The three dragons with their captains and crews arrived in Cape Town just in time to cover the evacuation of the European residents onto the Allegiance, where Riley quickly realized his impending paternity. Determined not to be "an outrageous scrub", he asked Harcourt to marry him, implicitly expecing her to resign from the Corps and abandon Lily.
Harcourt refused. As aviators were already outside society, she had no need to marry for respectability's sake, and any child of hers would likely find a place in the Aerial Corps, especially a daughter who could inherit Lily. Her fellow aviators regarded Riley's persistence as quixotic at best and harassing at worst, with Chenery muttering ominously about "working on" the naval captain.
Laurence explained to Harcourt that Riley's father's estates were entailed (could not be inherited by a woman), and that Riley's older brother only had daughters; thus, if Harcourt gave birth to a son, the boy could eventually inherit everything.
Riley finally accepted that Lily could not be spared from the Corps (which was true enough) and that "no one else can be found to take the beast on" (a misapprehension which Laurence did not attempt to correct). On this basis, Harcourt agreed to the marriage, on the further condition that if the child were a girl, she would be given the Harcourt name. Indeed, Harcourt rather expected that in that case, Riley would divorce her as having no further need for her or the child.
The marriage ceremony itself illustrated the gulf of understanding between Harcourt and Riley. It did not occur to Harcourt to obtain a dress, it did not occur to Riley that she would not do so, and when the minister asked for objections, Lily attempted to suggest some.
By the time the Allegiance reached Britain, Harcourt was still throwing up regularly. Admiral Roland, who had her own experience of motherhood, noted that Harcourt had not gained nearly enough weight and promised to connect her with the midwife Roland had used herself.
The child was born in November 1807. The birth was a difficult one, particularly as the baby was, at ten pounds, fairly large for a human infant. To Harcourt's and Lily's disappointment, it was a boy - in Lily's view, an extremely smelly and noisy boy. Furthermore, Lily was annoyed that Riley then refused to give Harcourt a divorce. Jane Roland had once commented to Laurence, early in their acquaintance, that while marriage is not held against aviators at all in the Corps, "It is only that it is rather hard on the other person, always taking second place to a dragon."
John Granby commented to Laurence that Harcourt's reaction to the child was rather draconic, in being not conventionally maternal by human social standards. A bit more than a month after the birth, Napoleon's troops invaded Britain. Harcourt and Lily left the child with Riley and a wet nurse to rejoin their formation on active duty, even though Harcourt was still somewhat frail at the time. She told Laurence that the Aerial Corps could not spare her and Lily.

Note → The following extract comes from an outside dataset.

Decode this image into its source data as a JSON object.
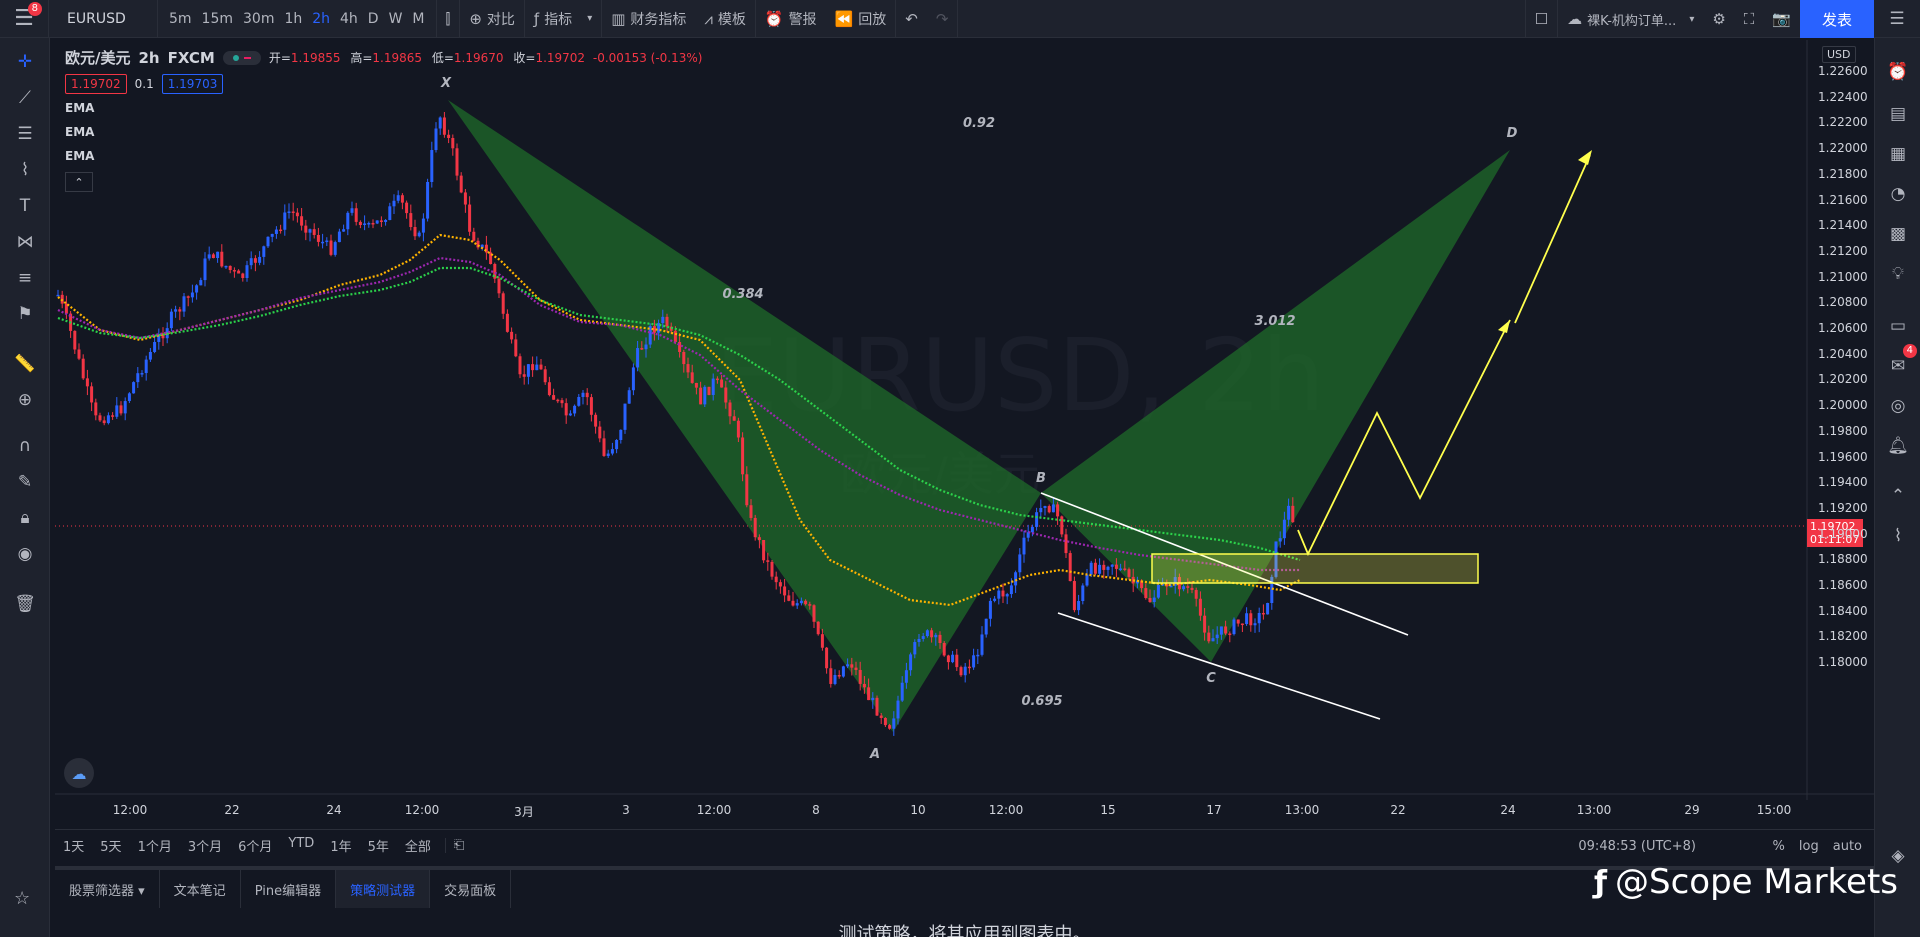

After the Battle of Shoeburyness in March 1808, Laurence's death sentence for treason was commuted to transportation and labour in order to stop Temeraire from organizing the other British dragons to obtain more rights. The Allegiance was fitted out as a prison ship to transport Laurence and Temeraire - along with many, many other less notable convicts - to Australia under Riley's command.
Harcourt thought that perhaps the boy ought to be sent with his father for the voyage. Laurence attempted to dissuade her, and Riley finally boarded the Allegiance "late, and grim, and alone" just before departure in April 1808. Approximately one year later, Riley glumly commented to Laurence in Sydney, "I suppose he will be talking by now if he hasn't been dropped from dragon-back mid-air," indicating that the boy had been left with Harcourt after all.